Economy & Budget

Everything you need to know about the Trump-GOP tax reform plan

The outlines of the promised Trump tax cut are coming into focus.

Last year, then-candidate Donald Trump unveiled an ambitious tax cut proposal that would dramatically slash personal and corporate income taxes. It joined equally ambitious tax cuts proposed by the other 16 Republican presidential candidates.

{mosads}All the candidates focused on reducing the corporate income tax rate of 35 percent, famously the highest in the industrialized world. Trump was the most aggressive, proposing to bring the corporate income tax rate down to 15 percent.


In the past, House Republicans had settled on a 25 percent corporate rate. After Trump’s unveiling of his 15 percent rate, House Republicans moved their proposed corporate rate to 20 percent, moving towards the Trump target of 15 percent.

The Trump campaign then looked around and saw that the House blueprint, unveiled by Speaker Paul Ryan (R-Wisc.), and every single one of their Republican primary competitors expenses investment. The Trump campaign added full expensing for business investment to its plan.

Expensing allows businesses to deduct the value of new business investment the year it is made, rather than over a prolonged depreciation scheduled that can take place over many years, depending on the type of investment. It dramatically reduces the cost of capital investment.           

The Trump campaign also accepted the House Republicans’ plans for an across-the-board tax cut on individuals that folds the seven individual tax brackets down to three, with a top rate of 33 percent and a standard deduction of $12,000 for individuals and $24,000 for families.

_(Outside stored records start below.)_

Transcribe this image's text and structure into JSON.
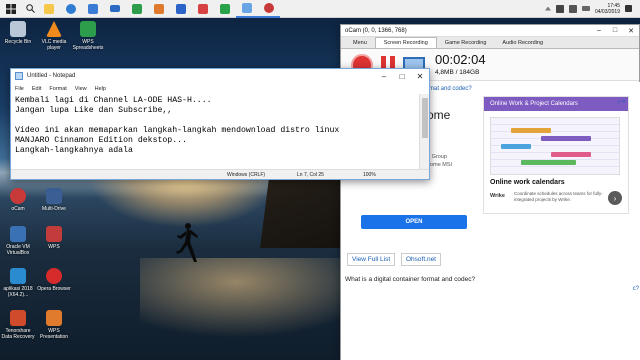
{
  "taskbar": {
    "clock_time": "17:45",
    "clock_date": "04/03/2019",
    "apps": [
      {
        "name": "file-explorer",
        "color": "#f5c74a"
      },
      {
        "name": "edge",
        "color": "#2f7cd3"
      },
      {
        "name": "store",
        "color": "#3a7bd5"
      },
      {
        "name": "mail",
        "color": "#2b6cc2"
      },
      {
        "name": "wps-spreadsheets",
        "color": "#2d9d4b"
      },
      {
        "name": "wps-presentation",
        "color": "#e07b2d"
      },
      {
        "name": "wps-writer",
        "color": "#2b63c7"
      },
      {
        "name": "app-red",
        "color": "#d64141"
      },
      {
        "name": "app-green",
        "color": "#2aa24a"
      },
      {
        "name": "notepad",
        "color": "#6aa6e6"
      },
      {
        "name": "ocam",
        "color": "#c83a3a"
      }
    ]
  },
  "desktop": {
    "icons": [
      {
        "id": "recycle-bin",
        "label": "Recycle Bin",
        "color": "#b9c7d6"
      },
      {
        "id": "vlc",
        "label": "VLC media player",
        "color": "#f08a1c"
      },
      {
        "id": "wps-spreadsheets",
        "label": "WPS Spreadsheets",
        "color": "#2d9d4b"
      },
      {
        "id": "ocam",
        "label": "oCam",
        "color": "#c83a3a"
      },
      {
        "id": "multi-drive",
        "label": "Multi-Drive",
        "color": "#3b5f94"
      },
      {
        "id": "oracle-vm",
        "label": "Oracle VM VirtualBox",
        "color": "#3a71b5"
      },
      {
        "id": "wps",
        "label": "WPS",
        "color": "#c33c3c"
      },
      {
        "id": "aplikasi",
        "label": "aplikasi 2018 (X64.2)...",
        "color": "#2a8bd0"
      },
      {
        "id": "opera",
        "label": "Opera Browser",
        "color": "#d62b2b"
      },
      {
        "id": "tenorshare",
        "label": "Tenorshare Data Recovery",
        "color": "#d04b2b"
      },
      {
        "id": "wps-presentation",
        "label": "WPS Presentation",
        "color": "#e07b2d"
      }
    ]
  },
  "notepad": {
    "title": "Untitled - Notepad",
    "menu": [
      "File",
      "Edit",
      "Format",
      "View",
      "Help"
    ],
    "lines": [
      "Kembali lagi di Channel LA-ODE HAS-H....",
      "Jangan lupa Like dan Subscribe,,",
      "",
      "Video ini akan memaparkan langkah-langkah mendownload distro linux",
      "MANJARO Cinnamon Edition dekstop...",
      "Langkah-langkahnya adala"
    ],
    "status": {
      "encoding": "Windows (CRLF)",
      "position": "Ln 7, Col 25",
      "zoom": "100%"
    }
  },
  "ocam": {
    "title": "oCam (0, 0, 1366, 768)",
    "tabs": [
      "Menu",
      "Screen Recording",
      "Game Recording",
      "Audio Recording"
    ],
    "active_tab": "Screen Recording",
    "elapsed": "00:02:04",
    "size": "4,8MB / 184GB",
    "browser": {
      "link_top": "rmat and codec?",
      "heading_fragment": "ome",
      "group_line1": "d Group",
      "group_line2": "home MSI",
      "ad": {
        "header": "Online Work & Project Calendars",
        "title": "Online work calendars",
        "logo": "Wrike",
        "description": "Coordinate schedules across teams for fully-integrated projects by Wrike.",
        "arrow": "›",
        "badge": "▷✕"
      },
      "open_button": "OPEN",
      "view_full_list": "View Full List",
      "ohsoft": "Ohsoft.net",
      "question": "What is a digital container format and codec?",
      "right_link": "c?"
    }
  }
}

That process of the Trump and House Republican blueprint plans circling each other and merging continues. These are the settled matters, which are as settled as any negotiation that has not fully heard from the Senate allows.

The death tax, created to pay for the Civil War (on both sides) lived 10 years after Appomattox but was put to sleep in 1875 and revivified to pay for World War One which ended in 1918, will finally be put to death.

The alternative minimum tax, imposed in 1969 by Richard Nixon to be certain that 155 millionaires did not escape taxation by investing in tax-free municipal bonds, “trickled down” to hit several million Americans. It will be repealed fully.

The corporate income tax rate will drop from 35 percent to 20 percent and the tax rate paid by subchapter S corporations, also known as pass-throughs, businesses that pay taxes through the individual tax returns of the owners will drop from a high of 39.6 percent to 25 percent. This deal brought peace to the large and small business divide.

The seven individual income tax brackets—39.6 percent, 35 percent, 33 percent, 28 percent, 25 percent, 15 percent and 10 percent—are folded into three rates of 33 percent, 25 percent and 12 percent.

The United States will join most of the rest of the world and tax income on a territorial basis, meaning we will tax what happens here in the United States, not overseas.

American firms earning a dollar overseas will, in the future, be able to “repatriate” those earnings, bringing them back to the United States without penalty or tax. Present law allows American firms to “defer” American corporate taxes until money earned overseas is returned. As a result more than $2 trillion dollars is “locked” overseas.

The House blueprint would hit earnings overseas with a one-time tax or “deemed repatriation” of, say, 8 percent (3 percent for earnings invested in something other than cash). After that, the United States would have a fully territorial system and earnings could flow back to America unharassed. This change will unlock about $2 trillion to flow back the united states sometime before the 2018 election. One can imagine the stimulus of actual capital being deployed by business owners—not lawmakers.

Lastly, the “border adjustable” corporate income tax would exempt the value of exported goods from taxation and tax the value of imported goods entering the United States, similar to how European nations treat imports and exports. This change will raise $1 trillion over a decade because of the U.S. trade deficit. It will hike the costs of imports and consumer prices but also strengthen the purchasing power of the U.S. dollar.

Its attractiveness to tax reformers is that it is a significant “pay for” and it allows America to shift to a fully territorial system that taxes based on point of consumption and drastically simplifies the U.S. international tax system. This is viewed by House Republicans the capstone that holds the rest of the structure in place. It will be the focus of the most debate and remains the largest “open question” in tax reform.

The House will present its package, in sync with the Trump White House, within the first 100 days of the administration. It will have Senate approval by July before the August recess. Pessimists believe the final bill may pass in September of October.

It will be passed by reconciliation. No Democrat votes are expected or needed from either body. This will pass with 51 votes in the Senate, and it is structured in a way that will make it permanent, unlike the George W. Bush tax cuts of 2001 and 2003.

What will it be called? Whatever its paternity. It will be the “Trump Tax Cut” just like the Kemp-Roth tax plan—a decade in gestation in Congress—became the Reagan tax cut.

Grover Norquist is president of Americans for Tax Reform.

The views of contributors are their own and are not the views of The Hill.

Tags Donald Trump Donald Trump economy Paul Ryan Paul Ryan Republicans Tax reform
See all Hill.TV See all Video

Most Popular

Load more


See all Video